Silicon Mechanics Announces that it Now Offers the New Intel® Xeon Phi™ coprocessor

Parallelize applications with higher than ever aggregate performance

Silicon Mechanics, Inc., a leading manufacturer of rackmount servers, storage, and high-performance computing hardware, announces that it now offers the Intel® Xeon Phi™ coprocessor, based on Intel® Many Integrated Cores technology. Intel® Xeon Phi™ coprocessors deliver higher-than-ever aggregate performance for highly parallel applications, and eliminate much of the need for dual-programming architecture

"We're proud to be offering the Intel Xeon Phi coprocessor in our hybrid computing server line," said Ken Hostetler, Director of Product Management at Silicon Mechanics. "We know that the programming model supported by Intel Many Integrated Cores architecture will be right for many implementations. Our customers are already excited about it."

Intel Xeon Phi provides the programmability of the Intel Xeon processor architecture to an emerging group of highly parallel applications that benefit from processors containing a large number of cores and threads. While Intel Xeon processors remain the preferred choice for a broad range of applications, Intel Xeon Phi coprocessors are designed to provide efficient performance for highly parallel applications that benefit from numerous mathematical calculations performed at once, for example, accurately tracking a weather storm.

Intel Xeon Phi coprocessors have many more, smaller cores, many more hardware threads, and wider vector units than multi-core Intel Xeon processors. The high degree of parallelism compensates for the lower speed of each individual core to deliver higher aggregate performance for highly parallel applications.

Building on established CPU architecture and programming concepts, Intel Xeon Phi coprocessors provide developers of highly parallel applications with the benefits of code re-use.
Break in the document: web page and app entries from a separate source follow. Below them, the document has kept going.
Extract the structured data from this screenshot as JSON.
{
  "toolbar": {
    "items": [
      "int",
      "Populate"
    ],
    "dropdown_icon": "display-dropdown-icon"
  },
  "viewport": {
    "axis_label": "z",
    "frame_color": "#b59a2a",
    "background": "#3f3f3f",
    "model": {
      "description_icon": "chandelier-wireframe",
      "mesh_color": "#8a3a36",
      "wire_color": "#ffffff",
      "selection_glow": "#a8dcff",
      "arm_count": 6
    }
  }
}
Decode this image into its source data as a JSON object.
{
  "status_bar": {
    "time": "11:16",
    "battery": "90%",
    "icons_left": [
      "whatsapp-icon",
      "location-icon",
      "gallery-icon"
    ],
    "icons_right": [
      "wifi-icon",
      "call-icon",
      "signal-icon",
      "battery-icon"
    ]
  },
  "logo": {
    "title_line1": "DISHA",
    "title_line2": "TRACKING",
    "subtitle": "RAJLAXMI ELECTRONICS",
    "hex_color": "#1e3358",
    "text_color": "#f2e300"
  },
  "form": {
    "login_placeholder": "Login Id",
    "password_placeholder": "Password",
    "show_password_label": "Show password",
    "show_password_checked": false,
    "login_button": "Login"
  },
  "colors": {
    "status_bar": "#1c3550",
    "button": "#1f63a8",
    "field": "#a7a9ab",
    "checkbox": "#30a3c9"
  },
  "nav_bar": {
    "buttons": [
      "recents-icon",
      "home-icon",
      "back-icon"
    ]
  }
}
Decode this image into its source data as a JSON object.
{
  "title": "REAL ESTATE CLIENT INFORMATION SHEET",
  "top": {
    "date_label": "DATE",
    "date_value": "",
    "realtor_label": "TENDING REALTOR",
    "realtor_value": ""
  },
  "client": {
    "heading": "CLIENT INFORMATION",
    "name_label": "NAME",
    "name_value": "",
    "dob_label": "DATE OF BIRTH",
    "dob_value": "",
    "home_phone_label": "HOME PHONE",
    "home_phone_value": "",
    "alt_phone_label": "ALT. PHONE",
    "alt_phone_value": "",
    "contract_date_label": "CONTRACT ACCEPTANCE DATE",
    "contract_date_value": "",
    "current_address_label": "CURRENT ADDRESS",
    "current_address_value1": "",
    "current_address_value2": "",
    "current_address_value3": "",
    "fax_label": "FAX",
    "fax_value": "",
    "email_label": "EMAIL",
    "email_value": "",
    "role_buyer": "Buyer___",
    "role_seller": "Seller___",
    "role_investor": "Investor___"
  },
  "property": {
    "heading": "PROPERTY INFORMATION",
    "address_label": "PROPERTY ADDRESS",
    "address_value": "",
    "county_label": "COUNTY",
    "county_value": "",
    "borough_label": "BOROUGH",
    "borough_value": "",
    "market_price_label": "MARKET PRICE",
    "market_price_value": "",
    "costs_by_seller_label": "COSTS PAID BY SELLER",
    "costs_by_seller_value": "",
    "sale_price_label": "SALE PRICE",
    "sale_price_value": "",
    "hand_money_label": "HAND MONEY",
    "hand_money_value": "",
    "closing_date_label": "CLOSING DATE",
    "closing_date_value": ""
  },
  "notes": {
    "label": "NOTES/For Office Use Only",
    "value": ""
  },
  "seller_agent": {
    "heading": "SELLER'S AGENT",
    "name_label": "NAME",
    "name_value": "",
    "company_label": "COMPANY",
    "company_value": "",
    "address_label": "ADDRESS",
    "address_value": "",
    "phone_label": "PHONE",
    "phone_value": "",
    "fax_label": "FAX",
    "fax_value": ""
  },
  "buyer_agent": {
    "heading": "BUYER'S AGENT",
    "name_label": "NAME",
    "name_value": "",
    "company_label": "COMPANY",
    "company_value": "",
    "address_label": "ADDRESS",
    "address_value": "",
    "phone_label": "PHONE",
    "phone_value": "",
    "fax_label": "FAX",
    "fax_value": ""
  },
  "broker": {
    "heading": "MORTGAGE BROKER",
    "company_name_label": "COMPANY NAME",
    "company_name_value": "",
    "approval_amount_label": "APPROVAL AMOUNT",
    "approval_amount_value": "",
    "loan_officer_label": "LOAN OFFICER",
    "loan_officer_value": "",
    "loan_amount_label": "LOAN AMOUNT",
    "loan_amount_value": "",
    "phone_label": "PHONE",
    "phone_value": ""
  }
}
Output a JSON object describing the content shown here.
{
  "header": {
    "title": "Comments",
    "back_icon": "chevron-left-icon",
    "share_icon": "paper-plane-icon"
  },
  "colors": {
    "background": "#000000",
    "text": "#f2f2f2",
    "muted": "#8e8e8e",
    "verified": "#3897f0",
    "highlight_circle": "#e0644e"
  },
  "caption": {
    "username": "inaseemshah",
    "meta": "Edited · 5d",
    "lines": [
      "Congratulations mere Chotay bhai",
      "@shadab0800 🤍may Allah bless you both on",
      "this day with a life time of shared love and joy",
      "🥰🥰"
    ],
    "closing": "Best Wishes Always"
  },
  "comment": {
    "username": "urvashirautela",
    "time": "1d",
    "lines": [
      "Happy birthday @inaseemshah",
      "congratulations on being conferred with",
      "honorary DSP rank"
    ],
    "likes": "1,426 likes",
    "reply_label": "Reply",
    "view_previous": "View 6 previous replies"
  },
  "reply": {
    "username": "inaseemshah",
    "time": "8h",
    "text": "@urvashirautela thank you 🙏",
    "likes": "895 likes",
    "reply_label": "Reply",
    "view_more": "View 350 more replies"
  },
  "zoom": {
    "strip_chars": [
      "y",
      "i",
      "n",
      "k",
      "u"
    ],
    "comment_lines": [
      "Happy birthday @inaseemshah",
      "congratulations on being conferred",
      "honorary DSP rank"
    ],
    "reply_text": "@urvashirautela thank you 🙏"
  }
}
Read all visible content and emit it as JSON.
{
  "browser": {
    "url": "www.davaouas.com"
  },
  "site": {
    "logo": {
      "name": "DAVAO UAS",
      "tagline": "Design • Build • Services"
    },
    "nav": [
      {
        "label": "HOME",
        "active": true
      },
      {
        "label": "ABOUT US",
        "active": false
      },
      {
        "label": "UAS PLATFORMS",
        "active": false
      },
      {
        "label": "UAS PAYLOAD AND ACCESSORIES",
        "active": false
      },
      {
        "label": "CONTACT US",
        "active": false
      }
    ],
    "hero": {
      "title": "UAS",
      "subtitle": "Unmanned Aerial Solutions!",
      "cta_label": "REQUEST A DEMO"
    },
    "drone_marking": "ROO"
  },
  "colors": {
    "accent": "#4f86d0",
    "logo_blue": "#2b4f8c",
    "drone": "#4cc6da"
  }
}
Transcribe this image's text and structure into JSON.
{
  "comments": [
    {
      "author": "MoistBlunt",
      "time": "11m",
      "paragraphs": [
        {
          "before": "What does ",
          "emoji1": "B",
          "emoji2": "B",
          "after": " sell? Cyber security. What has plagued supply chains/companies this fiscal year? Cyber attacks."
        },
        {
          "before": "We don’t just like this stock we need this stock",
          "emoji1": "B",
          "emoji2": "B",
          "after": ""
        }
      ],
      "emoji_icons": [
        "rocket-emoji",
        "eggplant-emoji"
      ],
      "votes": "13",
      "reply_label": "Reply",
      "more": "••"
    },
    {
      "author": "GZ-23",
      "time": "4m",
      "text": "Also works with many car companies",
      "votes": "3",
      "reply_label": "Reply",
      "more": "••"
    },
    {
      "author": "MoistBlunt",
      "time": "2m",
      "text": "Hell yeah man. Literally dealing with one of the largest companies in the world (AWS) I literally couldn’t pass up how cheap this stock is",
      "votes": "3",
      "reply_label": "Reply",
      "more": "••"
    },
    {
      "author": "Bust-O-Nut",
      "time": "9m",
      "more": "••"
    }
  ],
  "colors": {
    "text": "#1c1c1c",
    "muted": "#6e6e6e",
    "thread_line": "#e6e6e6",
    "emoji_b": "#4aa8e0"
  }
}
Common programming models for Intel Xeon processors extend to Intel Xeon Phi coprocessors, so developers do not need to rethink an entire problem as they embrace high degrees of parallelism.

The same techniques that deliver optimal performance on Intel Xeon processors, like scaling applications to cores and threads, blocking data for hierarchical memory and caches, and effective use of SIMD, also apply to maximizing performance on Intel Xeon Phi coprocessors.

With greater reuse of parallel CPU code, software companies and IT departments can create and maintain a single code base binary, and they don't have to re­train developers on proprietary programming models associated with accelerators.